Building a sense of self-awareness takes time and patience. There may even be parts of ourselves we may encounter for the first time and that’s okay. We are all multifaceted. Building a relationship with who we are is important.
This may be the first time we find ourselves actually reflecting, but that doesn’t mean we can’t grow and learn to love all parts of ourselves.
What is something you are working on in terms of feeling fulfilled?
One of the greatest feelings is knowing you are continuously working toward something. Whether professionally or personally, feeling and doing your best is important.
Now that we’ve reflected on struggles vs. things we’re good at that can help us cope, what do we want to work on? What are our next steps to getting to a place where we want to be mentally, physically, emotionally, spiritually, etc.?
Working on finding worth and value in myself is my main goal for this year. Whether it’s being proud of myself or not taking it personally when things don’t work out the way I planned, I will still know that I have value and worth.
The more I see myself as worthy of success and peace, the easier it will be to realize my intrinsic value.
Affirmation: I am filled with value and worth. I accept and love myself.
Have you ever felt “weird” or uncomfortable around a person, situation, experience, or place? Has your body ever told you that something isn’t right but you didn’t know whether you were being paranoid, nervous, or anxious for no reason?
In most, if not all experiences you will evaluate what’s going both consciously and unconsciously. Your intuition is a sudden feeling or reaction that tells you something about what’s going on that’s not always conscious or logical. Once you become in tune with how to navigate your intuition, it will become easier to protect yourself and your boundaries.
Listen closely to what your body is telling you. Know when you are anxious, nervous, uneasy, or not feeling “right” and what that means. Take the time to strengthen that “gut feeling.” It will only get better the more you listen. Stop ignoring your body’s signals.
Learn through the moments you are uninspired and unmotivated. Rest. Allow yourself time to search for your genuine motivation and what really drives you to do what makes you excited. Don’t push yourself past what you can already do for yourself. Wait. Everything will come rushing back.

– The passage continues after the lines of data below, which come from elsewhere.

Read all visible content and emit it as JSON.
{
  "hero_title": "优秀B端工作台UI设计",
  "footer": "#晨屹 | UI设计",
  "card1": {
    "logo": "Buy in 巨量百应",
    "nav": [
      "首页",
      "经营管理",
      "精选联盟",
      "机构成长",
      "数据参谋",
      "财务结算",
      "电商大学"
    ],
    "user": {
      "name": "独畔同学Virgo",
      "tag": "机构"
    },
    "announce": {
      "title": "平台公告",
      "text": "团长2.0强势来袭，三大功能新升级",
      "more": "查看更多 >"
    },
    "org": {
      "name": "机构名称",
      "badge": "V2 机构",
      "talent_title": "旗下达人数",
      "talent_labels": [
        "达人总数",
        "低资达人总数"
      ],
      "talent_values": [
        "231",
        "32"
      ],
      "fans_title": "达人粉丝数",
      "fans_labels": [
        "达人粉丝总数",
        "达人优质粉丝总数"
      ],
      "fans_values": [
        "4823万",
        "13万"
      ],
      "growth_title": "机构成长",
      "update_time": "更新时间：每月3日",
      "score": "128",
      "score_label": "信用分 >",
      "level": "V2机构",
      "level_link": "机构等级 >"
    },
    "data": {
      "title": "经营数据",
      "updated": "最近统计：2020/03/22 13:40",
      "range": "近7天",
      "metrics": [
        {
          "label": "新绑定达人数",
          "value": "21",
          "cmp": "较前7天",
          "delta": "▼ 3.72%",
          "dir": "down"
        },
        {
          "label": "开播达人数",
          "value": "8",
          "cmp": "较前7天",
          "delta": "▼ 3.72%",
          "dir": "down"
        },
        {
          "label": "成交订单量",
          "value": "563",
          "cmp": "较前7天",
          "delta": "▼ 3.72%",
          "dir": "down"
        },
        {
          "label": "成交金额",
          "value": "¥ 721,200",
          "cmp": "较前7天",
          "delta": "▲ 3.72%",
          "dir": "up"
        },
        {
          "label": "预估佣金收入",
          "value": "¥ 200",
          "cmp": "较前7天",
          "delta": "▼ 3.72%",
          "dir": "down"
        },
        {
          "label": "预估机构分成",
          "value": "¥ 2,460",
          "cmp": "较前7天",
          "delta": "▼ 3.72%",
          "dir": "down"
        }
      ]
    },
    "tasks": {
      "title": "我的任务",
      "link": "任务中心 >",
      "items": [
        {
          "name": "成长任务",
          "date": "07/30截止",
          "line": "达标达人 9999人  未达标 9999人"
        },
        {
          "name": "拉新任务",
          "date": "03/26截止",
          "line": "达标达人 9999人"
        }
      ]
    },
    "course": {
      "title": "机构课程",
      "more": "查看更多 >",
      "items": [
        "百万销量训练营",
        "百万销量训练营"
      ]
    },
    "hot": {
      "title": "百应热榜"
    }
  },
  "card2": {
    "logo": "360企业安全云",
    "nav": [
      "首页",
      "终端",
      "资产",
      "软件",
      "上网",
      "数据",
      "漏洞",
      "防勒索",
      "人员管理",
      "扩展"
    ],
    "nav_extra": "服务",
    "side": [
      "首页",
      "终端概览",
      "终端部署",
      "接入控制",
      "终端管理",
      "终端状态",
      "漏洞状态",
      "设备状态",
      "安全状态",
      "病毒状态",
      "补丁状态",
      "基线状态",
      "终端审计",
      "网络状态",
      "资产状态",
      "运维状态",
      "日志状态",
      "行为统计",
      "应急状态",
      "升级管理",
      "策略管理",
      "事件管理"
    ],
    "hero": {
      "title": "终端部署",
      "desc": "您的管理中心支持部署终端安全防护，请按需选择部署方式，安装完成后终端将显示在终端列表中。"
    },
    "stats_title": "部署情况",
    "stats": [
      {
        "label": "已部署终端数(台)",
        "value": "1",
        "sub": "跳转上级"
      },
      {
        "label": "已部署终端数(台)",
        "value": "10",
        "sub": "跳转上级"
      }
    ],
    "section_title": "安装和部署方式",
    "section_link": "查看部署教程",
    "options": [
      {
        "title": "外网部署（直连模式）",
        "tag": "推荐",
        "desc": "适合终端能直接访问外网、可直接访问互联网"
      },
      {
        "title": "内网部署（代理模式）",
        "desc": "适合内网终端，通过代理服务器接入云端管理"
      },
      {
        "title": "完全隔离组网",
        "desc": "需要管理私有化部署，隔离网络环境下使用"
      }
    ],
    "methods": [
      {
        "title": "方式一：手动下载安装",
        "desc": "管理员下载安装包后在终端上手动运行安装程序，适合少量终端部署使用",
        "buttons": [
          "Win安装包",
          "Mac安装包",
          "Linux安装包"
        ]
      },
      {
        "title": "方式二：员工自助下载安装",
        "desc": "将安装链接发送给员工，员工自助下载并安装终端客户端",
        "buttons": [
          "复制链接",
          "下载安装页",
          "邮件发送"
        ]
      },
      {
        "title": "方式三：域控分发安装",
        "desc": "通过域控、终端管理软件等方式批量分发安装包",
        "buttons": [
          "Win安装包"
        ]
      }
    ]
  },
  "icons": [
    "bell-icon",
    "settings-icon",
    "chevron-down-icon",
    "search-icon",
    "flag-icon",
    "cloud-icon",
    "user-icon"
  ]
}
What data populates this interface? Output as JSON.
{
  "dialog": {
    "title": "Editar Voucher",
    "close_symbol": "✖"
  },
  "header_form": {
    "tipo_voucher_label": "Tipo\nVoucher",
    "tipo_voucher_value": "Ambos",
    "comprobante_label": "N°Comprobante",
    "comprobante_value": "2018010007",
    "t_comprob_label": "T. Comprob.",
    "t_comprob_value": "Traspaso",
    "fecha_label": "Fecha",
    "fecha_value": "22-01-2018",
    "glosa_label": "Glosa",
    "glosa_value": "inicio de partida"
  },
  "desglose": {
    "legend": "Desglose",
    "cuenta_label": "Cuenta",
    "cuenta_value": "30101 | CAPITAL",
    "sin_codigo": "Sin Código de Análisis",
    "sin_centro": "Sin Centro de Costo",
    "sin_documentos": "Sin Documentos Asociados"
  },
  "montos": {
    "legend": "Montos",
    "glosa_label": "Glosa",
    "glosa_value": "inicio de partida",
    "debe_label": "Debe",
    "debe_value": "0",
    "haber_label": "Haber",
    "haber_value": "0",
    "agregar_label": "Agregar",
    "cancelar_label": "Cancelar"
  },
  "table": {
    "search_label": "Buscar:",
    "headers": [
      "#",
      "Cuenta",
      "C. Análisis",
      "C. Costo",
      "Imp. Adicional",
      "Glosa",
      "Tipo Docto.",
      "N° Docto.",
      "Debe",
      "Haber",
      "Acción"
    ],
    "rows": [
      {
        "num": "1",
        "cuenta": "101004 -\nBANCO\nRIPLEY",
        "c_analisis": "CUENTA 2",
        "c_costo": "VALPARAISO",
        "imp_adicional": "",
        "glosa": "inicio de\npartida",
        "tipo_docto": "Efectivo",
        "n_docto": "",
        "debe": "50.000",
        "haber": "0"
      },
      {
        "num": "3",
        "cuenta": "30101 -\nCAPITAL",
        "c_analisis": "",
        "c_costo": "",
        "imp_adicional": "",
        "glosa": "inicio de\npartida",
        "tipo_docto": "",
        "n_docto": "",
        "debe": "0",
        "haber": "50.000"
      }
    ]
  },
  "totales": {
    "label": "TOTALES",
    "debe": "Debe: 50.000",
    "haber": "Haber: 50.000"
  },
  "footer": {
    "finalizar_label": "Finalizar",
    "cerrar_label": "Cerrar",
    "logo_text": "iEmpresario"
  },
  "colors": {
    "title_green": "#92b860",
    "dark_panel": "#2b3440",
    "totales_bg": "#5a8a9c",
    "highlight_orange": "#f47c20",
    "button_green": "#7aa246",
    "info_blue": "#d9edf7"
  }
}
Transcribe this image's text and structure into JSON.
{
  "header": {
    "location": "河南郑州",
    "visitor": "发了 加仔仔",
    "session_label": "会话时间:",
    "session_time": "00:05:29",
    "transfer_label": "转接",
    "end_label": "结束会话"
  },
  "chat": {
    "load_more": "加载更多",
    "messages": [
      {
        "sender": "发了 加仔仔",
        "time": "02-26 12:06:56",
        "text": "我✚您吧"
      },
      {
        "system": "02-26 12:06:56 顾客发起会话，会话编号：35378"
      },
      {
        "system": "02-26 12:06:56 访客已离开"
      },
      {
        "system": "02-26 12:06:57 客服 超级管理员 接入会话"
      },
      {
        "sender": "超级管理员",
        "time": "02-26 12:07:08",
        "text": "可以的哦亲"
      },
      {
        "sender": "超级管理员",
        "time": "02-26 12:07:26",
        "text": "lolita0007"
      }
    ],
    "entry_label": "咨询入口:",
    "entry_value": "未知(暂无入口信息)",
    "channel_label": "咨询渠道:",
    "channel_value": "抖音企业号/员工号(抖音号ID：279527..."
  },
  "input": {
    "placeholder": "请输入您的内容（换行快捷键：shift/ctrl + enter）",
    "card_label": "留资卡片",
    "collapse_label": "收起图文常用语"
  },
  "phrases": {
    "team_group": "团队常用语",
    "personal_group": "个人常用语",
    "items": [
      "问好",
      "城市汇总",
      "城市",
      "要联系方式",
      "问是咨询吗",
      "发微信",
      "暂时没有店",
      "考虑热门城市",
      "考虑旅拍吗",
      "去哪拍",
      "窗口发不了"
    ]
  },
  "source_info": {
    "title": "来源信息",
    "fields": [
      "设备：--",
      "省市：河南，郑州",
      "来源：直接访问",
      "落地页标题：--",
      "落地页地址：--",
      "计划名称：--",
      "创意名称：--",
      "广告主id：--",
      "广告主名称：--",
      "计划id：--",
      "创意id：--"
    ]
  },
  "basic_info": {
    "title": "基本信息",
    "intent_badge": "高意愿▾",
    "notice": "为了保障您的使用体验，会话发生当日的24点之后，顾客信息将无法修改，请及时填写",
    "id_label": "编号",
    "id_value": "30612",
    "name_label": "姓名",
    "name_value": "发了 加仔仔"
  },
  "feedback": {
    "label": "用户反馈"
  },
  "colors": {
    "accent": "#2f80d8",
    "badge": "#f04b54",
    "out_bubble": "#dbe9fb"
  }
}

It’s persistent, consistent, and loyal, it comes to you when you least expect it, it comes to you in the middle of the night and stays to keep you company. It holds you while you cry and lingers around until you try to feel better. You argue with it, you convince yourself it’s not real, you push it away. It comes back when you thought it finally left. You miss it when you see that’s it’s gone because it was the only persistent feeling you’ve ever had. Can you be patient with it and not want it to come back? How can you get so used to how it feels that you can identify it so clearly? Its presence allows you to know you are still alive and you still can feel. Is it scary that if it goes away it could mean you healed or fell numb to its presence enough to internalize it? Do you accept it, push it away, hide it, or try to rid of it? Pain. Is the presence of pain good so you have patience with it or should you try to take it away? Does it go away by itself or do you do something about it?